[Opening Records section]

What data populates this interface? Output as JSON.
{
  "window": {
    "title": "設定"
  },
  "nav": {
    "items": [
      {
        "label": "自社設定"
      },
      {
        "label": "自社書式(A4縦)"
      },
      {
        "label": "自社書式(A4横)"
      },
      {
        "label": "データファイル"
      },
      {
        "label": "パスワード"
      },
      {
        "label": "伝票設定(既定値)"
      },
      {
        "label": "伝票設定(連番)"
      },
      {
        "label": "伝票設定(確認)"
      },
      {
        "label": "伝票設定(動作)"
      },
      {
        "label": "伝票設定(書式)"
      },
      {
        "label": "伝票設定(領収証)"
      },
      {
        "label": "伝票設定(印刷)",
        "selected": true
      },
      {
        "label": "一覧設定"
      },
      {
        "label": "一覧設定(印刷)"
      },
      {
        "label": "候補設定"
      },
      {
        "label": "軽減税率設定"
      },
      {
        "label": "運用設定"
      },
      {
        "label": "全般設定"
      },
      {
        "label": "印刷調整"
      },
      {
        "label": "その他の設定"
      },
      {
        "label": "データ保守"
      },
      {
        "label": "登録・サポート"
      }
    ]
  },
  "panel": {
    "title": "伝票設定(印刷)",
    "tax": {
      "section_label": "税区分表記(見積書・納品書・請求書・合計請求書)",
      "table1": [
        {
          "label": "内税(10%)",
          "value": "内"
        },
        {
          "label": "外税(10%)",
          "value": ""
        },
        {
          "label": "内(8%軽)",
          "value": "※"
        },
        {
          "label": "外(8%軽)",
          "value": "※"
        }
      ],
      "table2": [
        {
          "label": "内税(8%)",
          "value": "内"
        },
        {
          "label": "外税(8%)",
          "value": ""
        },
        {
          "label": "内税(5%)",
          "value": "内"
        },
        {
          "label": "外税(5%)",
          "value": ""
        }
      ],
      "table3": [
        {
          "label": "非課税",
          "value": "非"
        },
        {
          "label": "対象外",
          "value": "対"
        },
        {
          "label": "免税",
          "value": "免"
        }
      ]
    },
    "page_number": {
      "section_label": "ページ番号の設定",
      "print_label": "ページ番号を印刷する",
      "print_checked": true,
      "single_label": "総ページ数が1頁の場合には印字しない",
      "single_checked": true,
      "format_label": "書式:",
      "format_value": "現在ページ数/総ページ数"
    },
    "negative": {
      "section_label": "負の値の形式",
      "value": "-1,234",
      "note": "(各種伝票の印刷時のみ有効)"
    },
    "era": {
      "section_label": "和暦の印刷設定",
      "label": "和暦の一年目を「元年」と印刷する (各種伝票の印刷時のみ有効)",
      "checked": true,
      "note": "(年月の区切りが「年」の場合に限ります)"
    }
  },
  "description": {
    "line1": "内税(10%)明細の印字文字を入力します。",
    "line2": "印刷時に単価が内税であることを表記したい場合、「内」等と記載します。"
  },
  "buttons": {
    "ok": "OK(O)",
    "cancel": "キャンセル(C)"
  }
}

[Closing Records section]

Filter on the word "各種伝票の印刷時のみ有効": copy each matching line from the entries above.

## Response to this exercise
      "note": "(各種伝票の印刷時のみ有効)"
      "label": "和暦の一年目を「元年」と印刷する (各種伝票の印刷時のみ有効)",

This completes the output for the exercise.